Source material
• • • •
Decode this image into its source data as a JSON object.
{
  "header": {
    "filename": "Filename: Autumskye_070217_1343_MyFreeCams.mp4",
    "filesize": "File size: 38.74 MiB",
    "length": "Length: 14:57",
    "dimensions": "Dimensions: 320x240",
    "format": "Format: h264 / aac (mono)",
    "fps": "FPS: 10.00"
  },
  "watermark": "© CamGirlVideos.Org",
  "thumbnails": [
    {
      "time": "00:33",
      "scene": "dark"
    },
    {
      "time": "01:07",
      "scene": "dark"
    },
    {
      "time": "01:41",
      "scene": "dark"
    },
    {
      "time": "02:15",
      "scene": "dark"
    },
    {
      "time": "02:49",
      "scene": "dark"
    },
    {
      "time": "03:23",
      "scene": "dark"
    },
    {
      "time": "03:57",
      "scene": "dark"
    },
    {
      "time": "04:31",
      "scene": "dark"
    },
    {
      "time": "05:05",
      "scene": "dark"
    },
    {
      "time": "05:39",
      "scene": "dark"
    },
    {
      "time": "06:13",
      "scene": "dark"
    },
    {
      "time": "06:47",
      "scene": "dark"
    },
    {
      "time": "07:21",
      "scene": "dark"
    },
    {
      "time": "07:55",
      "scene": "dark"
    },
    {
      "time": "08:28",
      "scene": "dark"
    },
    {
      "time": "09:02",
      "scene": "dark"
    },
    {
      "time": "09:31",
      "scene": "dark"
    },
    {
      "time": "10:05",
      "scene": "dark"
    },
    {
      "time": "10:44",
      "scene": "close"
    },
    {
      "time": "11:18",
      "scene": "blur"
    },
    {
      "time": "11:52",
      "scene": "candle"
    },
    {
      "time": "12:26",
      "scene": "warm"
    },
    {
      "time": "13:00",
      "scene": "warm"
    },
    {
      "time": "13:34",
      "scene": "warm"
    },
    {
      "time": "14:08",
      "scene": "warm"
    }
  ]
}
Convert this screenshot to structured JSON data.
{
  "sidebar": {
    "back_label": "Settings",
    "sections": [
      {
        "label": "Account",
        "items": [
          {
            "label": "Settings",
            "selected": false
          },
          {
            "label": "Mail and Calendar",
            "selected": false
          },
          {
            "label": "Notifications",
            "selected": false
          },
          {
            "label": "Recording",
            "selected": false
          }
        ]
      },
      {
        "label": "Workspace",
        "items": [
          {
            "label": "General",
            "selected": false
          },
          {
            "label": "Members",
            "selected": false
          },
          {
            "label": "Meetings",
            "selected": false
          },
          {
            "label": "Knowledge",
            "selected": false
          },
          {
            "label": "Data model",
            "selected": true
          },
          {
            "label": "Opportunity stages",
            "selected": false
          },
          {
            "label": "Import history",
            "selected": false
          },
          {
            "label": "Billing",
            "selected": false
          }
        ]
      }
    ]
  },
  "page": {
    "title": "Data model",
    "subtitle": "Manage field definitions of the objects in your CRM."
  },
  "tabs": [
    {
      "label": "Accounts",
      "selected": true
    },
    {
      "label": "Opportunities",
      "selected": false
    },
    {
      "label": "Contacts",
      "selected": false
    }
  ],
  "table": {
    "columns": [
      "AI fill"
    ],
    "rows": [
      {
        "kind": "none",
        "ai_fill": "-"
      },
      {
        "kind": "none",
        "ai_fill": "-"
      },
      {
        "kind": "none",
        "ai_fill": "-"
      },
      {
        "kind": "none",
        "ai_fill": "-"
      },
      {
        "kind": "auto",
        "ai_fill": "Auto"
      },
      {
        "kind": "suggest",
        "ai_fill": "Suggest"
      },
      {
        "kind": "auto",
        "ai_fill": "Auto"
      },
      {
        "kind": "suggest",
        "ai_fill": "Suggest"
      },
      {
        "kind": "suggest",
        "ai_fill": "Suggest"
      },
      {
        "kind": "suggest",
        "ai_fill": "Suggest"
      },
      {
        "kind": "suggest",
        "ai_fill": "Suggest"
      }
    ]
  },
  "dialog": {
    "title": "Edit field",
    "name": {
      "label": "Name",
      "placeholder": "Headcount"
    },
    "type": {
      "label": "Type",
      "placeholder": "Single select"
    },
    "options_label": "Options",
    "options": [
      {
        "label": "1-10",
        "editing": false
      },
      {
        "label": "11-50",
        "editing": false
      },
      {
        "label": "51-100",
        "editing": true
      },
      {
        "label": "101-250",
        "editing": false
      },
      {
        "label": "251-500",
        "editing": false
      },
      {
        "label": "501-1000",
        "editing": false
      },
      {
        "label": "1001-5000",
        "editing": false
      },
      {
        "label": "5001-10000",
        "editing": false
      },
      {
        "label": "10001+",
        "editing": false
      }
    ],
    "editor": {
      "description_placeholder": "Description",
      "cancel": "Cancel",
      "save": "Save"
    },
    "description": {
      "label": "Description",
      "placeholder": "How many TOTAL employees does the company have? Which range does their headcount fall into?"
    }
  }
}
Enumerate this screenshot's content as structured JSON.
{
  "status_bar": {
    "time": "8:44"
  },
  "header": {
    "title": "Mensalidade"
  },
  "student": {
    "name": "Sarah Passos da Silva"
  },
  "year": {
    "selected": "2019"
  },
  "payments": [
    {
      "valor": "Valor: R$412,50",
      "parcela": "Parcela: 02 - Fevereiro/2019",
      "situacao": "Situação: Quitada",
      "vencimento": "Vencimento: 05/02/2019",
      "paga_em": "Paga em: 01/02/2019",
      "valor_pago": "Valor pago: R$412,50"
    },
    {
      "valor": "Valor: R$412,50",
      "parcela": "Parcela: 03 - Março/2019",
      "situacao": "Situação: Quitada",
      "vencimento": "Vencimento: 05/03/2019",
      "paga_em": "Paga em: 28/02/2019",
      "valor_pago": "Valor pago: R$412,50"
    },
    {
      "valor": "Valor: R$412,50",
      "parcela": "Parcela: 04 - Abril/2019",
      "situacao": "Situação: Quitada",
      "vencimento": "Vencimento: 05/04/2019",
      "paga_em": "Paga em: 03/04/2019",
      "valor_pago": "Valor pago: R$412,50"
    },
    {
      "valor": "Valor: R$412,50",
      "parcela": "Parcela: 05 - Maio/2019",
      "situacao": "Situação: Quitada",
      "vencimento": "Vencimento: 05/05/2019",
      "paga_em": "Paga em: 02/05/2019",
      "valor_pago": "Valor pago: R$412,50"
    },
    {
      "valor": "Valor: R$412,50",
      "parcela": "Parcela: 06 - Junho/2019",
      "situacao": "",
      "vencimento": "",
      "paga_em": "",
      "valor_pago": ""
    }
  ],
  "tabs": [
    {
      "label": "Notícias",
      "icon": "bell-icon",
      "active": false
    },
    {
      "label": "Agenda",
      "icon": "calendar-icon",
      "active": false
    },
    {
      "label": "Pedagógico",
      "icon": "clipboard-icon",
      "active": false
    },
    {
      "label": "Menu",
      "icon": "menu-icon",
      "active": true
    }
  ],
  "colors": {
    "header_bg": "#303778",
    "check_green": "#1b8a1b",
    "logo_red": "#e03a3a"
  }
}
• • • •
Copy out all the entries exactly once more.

Decode this image into its source data as a JSON object.
{
  "header": {
    "filename": "Filename: Autumskye_070217_1343_MyFreeCams.mp4",
    "filesize": "File size: 38.74 MiB",
    "length": "Length: 14:57",
    "dimensions": "Dimensions: 320x240",
    "format": "Format: h264 / aac (mono)",
    "fps": "FPS: 10.00"
  },
  "watermark": "© CamGirlVideos.Org",
  "thumbnails": [
    {
      "time": "00:33",
      "scene": "dark"
    },
    {
      "time": "01:07",
      "scene": "dark"
    },
    {
      "time": "01:41",
      "scene": "dark"
    },
    {
      "time": "02:15",
      "scene": "dark"
    },
    {
      "time": "02:49",
      "scene": "dark"
    },
    {
      "time": "03:23",
      "scene": "dark"
    },
    {
      "time": "03:57",
      "scene": "dark"
    },
    {
      "time": "04:31",
      "scene": "dark"
    },
    {
      "time": "05:05",
      "scene": "dark"
    },
    {
      "time": "05:39",
      "scene": "dark"
    },
    {
      "time": "06:13",
      "scene": "dark"
    },
    {
      "time": "06:47",
      "scene": "dark"
    },
    {
      "time": "07:21",
      "scene": "dark"
    },
    {
      "time": "07:55",
      "scene": "dark"
    },
    {
      "time": "08:28",
      "scene": "dark"
    },
    {
      "time": "09:02",
      "scene": "dark"
    },
    {
      "time": "09:31",
      "scene": "dark"
    },
    {
      "time": "10:05",
      "scene": "dark"
    },
    {
      "time": "10:44",
      "scene": "close"
    },
    {
      "time": "11:18",
      "scene": "blur"
    },
    {
      "time": "11:52",
      "scene": "candle"
    },
    {
      "time": "12:26",
      "scene": "warm"
    },
    {
      "time": "13:00",
      "scene": "warm"
    },
    {
      "time": "13:34",
      "scene": "warm"
    },
    {
      "time": "14:08",
      "scene": "warm"
    }
  ]
}
Convert this screenshot to structured JSON data.
{
  "sidebar": {
    "back_label": "Settings",
    "sections": [
      {
        "label": "Account",
        "items": [
          {
            "label": "Settings",
            "selected": false
          },
          {
            "label": "Mail and Calendar",
            "selected": false
          },
          {
            "label": "Notifications",
            "selected": false
          },
          {
            "label": "Recording",
            "selected": false
          }
        ]
      },
      {
        "label": "Workspace",
        "items": [
          {
            "label": "General",
            "selected": false
          },
          {
            "label": "Members",
            "selected": false
          },
          {
            "label": "Meetings",
            "selected": false
          },
          {
            "label": "Knowledge",
            "selected": false
          },
          {
            "label": "Data model",
            "selected": true
          },
          {
            "label": "Opportunity stages",
            "selected": false
          },
          {
            "label": "Import history",
            "selected": false
          },
          {
            "label": "Billing",
            "selected": false
          }
        ]
      }
    ]
  },
  "page": {
    "title": "Data model",
    "subtitle": "Manage field definitions of the objects in your CRM."
  },
  "tabs": [
    {
      "label": "Accounts",
      "selected": true
    },
    {
      "label": "Opportunities",
      "selected": false
    },
    {
      "label": "Contacts",
      "selected": false
    }
  ],
  "table": {
    "columns": [
      "AI fill"
    ],
    "rows": [
      {
        "kind": "none",
        "ai_fill": "-"
      },
      {
        "kind": "none",
        "ai_fill": "-"
      },
      {
        "kind": "none",
        "ai_fill": "-"
      },
      {
        "kind": "none",
        "ai_fill": "-"
      },
      {
        "kind": "auto",
        "ai_fill": "Auto"
      },
      {
        "kind": "suggest",
        "ai_fill": "Suggest"
      },
      {
        "kind": "auto",
        "ai_fill": "Auto"
      },
      {
        "kind": "suggest",
        "ai_fill": "Suggest"
      },
      {
        "kind": "suggest",
        "ai_fill": "Suggest"
      },
      {
        "kind": "suggest",
        "ai_fill": "Suggest"
      },
      {
        "kind": "suggest",
        "ai_fill": "Suggest"
      }
    ]
  },
  "dialog": {
    "title": "Edit field",
    "name": {
      "label": "Name",
      "placeholder": "Headcount"
    },
    "type": {
      "label": "Type",
      "placeholder": "Single select"
    },
    "options_label": "Options",
    "options": [
      {
        "label": "1-10",
        "editing": false
      },
      {
        "label": "11-50",
        "editing": false
      },
      {
        "label": "51-100",
        "editing": true
      },
      {
        "label": "101-250",
        "editing": false
      },
      {
        "label": "251-500",
        "editing": false
      },
      {
        "label": "501-1000",
        "editing": false
      },
      {
        "label": "1001-5000",
        "editing": false
      },
      {
        "label": "5001-10000",
        "editing": false
      },
      {
        "label": "10001+",
        "editing": false
      }
    ],
    "editor": {
      "description_placeholder": "Description",
      "cancel": "Cancel",
      "save": "Save"
    },
    "description": {
      "label": "Description",
      "placeholder": "How many TOTAL employees does the company have? Which range does their headcount fall into?"
    }
  }
}
Enumerate this screenshot's content as structured JSON.
{
  "status_bar": {
    "time": "8:44"
  },
  "header": {
    "title": "Mensalidade"
  },
  "student": {
    "name": "Sarah Passos da Silva"
  },
  "year": {
    "selected": "2019"
  },
  "payments": [
    {
      "valor": "Valor: R$412,50",
      "parcela": "Parcela: 02 - Fevereiro/2019",
      "situacao": "Situação: Quitada",
      "vencimento": "Vencimento: 05/02/2019",
      "paga_em": "Paga em: 01/02/2019",
      "valor_pago": "Valor pago: R$412,50"
    },
    {
      "valor": "Valor: R$412,50",
      "parcela": "Parcela: 03 - Março/2019",
      "situacao": "Situação: Quitada",
      "vencimento": "Vencimento: 05/03/2019",
      "paga_em": "Paga em: 28/02/2019",
      "valor_pago": "Valor pago: R$412,50"
    },
    {
      "valor": "Valor: R$412,50",
      "parcela": "Parcela: 04 - Abril/2019",
      "situacao": "Situação: Quitada",
      "vencimento": "Vencimento: 05/04/2019",
      "paga_em": "Paga em: 03/04/2019",
      "valor_pago": "Valor pago: R$412,50"
    },
    {
      "valor": "Valor: R$412,50",
      "parcela": "Parcela: 05 - Maio/2019",
      "situacao": "Situação: Quitada",
      "vencimento": "Vencimento: 05/05/2019",
      "paga_em": "Paga em: 02/05/2019",
      "valor_pago": "Valor pago: R$412,50"
    },
    {
      "valor": "Valor: R$412,50",
      "parcela": "Parcela: 06 - Junho/2019",
      "situacao": "",
      "vencimento": "",
      "paga_em": "",
      "valor_pago": ""
    }
  ],
  "tabs": [
    {
      "label": "Notícias",
      "icon": "bell-icon",
      "active": false
    },
    {
      "label": "Agenda",
      "icon": "calendar-icon",
      "active": false
    },
    {
      "label": "Pedagógico",
      "icon": "clipboard-icon",
      "active": false
    },
    {
      "label": "Menu",
      "icon": "menu-icon",
      "active": true
    }
  ],
  "colors": {
    "header_bg": "#303778",
    "check_green": "#1b8a1b",
    "logo_red": "#e03a3a"
  }
}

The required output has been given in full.